**EXERCISE DETAILS:** Every line below containing the word "discount" should be found and copied.

**RECORDS PROVIDED:**
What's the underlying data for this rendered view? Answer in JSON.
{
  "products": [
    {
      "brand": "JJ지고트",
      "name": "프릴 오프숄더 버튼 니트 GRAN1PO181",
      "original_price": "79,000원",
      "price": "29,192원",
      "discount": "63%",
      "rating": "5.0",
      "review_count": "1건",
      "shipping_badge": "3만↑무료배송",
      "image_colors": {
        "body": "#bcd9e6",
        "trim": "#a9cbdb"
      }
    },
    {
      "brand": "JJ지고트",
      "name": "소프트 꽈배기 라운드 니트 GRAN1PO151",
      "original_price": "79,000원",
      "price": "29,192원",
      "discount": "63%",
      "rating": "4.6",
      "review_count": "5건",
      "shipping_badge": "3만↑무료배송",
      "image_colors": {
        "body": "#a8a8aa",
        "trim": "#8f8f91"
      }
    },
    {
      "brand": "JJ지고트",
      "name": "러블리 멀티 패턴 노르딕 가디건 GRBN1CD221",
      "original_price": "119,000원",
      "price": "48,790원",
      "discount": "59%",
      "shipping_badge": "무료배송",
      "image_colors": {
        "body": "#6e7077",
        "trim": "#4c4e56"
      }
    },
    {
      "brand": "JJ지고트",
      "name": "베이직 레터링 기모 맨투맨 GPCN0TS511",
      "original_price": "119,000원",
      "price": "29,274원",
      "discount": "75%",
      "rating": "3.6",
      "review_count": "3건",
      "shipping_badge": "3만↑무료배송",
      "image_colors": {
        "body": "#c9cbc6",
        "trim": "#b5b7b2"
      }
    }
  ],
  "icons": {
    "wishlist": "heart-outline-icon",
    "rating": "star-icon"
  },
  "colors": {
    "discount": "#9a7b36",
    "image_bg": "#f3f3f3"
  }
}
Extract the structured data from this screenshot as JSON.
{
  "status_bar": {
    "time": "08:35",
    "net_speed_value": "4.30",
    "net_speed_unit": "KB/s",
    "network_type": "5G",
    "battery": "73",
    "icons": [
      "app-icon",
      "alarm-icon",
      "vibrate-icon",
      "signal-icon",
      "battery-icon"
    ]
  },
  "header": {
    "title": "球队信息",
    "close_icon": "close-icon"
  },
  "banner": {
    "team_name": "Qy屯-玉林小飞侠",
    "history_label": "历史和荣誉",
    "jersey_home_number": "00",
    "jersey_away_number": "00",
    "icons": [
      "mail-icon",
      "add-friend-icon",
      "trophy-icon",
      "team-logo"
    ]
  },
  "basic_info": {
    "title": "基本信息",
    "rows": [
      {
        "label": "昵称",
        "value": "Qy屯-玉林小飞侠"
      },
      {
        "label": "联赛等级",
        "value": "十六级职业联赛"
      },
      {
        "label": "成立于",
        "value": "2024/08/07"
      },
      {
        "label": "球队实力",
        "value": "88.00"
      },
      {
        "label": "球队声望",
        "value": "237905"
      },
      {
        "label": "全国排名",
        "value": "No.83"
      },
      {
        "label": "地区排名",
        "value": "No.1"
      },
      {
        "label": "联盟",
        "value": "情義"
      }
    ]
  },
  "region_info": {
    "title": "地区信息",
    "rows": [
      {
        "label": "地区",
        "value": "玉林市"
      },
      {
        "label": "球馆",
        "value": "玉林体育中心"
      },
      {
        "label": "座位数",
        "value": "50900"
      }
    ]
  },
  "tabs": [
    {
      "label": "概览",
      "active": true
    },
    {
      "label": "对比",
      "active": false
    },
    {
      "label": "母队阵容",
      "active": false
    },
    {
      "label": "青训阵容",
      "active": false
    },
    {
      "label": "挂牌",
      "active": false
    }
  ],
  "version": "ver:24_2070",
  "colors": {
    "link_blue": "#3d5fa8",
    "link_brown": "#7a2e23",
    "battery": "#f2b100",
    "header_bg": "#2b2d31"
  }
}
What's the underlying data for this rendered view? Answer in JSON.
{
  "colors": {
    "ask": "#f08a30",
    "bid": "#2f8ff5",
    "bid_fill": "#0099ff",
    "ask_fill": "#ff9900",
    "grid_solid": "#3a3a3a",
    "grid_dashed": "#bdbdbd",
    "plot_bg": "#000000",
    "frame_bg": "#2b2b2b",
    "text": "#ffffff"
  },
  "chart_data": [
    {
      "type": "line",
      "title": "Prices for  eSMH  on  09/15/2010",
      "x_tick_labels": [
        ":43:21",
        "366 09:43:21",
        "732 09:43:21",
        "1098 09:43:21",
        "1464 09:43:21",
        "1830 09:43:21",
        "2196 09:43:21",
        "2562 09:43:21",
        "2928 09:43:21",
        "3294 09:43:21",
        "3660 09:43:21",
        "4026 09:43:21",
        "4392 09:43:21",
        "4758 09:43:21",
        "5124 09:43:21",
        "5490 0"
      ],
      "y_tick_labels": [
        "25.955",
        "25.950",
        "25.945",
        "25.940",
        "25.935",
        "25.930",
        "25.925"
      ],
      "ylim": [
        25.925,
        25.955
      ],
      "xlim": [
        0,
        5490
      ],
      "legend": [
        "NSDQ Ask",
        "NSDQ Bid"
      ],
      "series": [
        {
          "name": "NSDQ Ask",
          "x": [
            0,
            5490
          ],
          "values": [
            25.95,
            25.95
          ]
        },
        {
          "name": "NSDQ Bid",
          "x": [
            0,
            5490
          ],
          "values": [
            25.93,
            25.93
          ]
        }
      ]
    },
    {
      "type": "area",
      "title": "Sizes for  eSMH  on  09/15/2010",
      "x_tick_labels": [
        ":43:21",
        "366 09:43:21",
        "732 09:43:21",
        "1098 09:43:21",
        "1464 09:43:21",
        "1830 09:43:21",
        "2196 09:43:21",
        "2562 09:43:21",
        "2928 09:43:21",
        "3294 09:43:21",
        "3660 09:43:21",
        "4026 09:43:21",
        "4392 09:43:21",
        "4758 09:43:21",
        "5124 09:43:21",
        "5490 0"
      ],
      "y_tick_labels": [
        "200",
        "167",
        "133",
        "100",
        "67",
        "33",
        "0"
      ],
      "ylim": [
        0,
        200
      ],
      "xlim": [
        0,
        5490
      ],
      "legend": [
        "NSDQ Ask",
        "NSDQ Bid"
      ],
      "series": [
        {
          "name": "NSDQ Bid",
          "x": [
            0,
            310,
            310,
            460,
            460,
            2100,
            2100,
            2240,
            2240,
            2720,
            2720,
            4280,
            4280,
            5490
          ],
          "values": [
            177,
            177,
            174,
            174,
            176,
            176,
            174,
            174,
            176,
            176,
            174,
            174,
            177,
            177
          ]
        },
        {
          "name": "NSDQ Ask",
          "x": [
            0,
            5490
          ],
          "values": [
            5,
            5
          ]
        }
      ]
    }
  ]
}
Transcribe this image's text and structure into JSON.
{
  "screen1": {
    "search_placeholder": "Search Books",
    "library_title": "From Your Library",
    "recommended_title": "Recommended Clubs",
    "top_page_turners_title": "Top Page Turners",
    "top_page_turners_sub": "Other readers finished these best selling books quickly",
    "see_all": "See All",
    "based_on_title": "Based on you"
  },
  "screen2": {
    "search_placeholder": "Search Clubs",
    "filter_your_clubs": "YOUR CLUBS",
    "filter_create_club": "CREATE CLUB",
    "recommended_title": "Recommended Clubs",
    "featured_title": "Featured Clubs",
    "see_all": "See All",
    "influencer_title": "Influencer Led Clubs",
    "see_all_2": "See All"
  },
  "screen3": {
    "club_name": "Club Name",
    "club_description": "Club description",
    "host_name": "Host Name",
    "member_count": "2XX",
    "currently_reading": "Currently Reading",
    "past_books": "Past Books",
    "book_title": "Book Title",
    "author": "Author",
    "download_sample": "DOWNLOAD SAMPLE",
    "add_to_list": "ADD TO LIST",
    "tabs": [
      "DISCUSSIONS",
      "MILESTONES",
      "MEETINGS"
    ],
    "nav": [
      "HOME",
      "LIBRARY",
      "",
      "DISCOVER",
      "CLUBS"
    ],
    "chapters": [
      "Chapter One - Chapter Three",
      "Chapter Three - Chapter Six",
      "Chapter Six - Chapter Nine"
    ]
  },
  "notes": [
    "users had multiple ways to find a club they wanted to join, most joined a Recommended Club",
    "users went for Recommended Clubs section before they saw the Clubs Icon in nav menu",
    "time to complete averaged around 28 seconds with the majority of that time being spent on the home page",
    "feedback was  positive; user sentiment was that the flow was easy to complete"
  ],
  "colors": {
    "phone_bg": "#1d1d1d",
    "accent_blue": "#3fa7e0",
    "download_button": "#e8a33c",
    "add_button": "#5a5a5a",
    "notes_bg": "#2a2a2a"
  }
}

**RESPONSE TO THIS EXERCISE:**
      "discount": "63%",
      "discount": "63%",
      "discount": "59%",
      "discount": "75%",
    "discount": "#9a7b36",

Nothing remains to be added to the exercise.